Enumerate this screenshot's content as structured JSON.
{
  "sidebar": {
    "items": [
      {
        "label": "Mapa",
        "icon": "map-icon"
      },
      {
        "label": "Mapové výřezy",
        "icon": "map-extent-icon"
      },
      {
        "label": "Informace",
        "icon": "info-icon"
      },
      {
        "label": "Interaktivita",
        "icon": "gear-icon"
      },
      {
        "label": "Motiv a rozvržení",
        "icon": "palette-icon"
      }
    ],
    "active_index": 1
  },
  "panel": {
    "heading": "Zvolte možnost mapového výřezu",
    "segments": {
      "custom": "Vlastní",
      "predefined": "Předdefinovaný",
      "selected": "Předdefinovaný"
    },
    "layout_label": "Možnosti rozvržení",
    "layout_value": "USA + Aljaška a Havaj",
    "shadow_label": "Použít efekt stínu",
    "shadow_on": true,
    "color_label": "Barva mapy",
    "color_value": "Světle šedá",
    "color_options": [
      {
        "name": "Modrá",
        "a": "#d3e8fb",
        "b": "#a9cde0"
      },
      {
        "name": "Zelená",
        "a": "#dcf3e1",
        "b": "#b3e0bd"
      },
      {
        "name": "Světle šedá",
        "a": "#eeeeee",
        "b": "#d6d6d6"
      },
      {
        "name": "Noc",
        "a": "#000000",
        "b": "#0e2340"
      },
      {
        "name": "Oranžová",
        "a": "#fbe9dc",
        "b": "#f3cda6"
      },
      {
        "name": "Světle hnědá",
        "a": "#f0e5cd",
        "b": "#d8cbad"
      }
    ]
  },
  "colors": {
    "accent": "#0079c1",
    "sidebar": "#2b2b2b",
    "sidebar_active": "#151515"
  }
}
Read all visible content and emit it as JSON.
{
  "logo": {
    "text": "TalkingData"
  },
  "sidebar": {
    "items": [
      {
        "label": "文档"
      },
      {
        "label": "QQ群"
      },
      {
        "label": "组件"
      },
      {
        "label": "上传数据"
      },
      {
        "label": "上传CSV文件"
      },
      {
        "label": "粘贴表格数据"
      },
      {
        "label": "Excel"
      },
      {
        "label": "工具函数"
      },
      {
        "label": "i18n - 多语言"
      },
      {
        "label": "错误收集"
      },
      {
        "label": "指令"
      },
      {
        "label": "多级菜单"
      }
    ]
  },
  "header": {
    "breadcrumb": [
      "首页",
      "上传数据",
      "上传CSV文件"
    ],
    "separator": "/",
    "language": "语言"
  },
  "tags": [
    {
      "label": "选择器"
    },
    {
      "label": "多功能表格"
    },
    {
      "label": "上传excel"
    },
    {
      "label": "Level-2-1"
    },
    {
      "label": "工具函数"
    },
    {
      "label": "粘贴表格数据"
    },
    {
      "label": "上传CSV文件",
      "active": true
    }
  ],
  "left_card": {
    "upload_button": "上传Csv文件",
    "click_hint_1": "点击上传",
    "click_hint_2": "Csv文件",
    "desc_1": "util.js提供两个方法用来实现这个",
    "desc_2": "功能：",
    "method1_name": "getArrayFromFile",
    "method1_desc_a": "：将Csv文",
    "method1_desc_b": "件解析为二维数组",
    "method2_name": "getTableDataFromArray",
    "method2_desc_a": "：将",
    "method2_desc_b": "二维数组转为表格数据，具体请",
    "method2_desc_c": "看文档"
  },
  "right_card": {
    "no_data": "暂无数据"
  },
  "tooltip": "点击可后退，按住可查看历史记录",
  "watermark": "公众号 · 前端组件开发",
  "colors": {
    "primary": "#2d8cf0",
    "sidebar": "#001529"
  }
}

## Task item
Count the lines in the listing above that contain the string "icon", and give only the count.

## Written response
5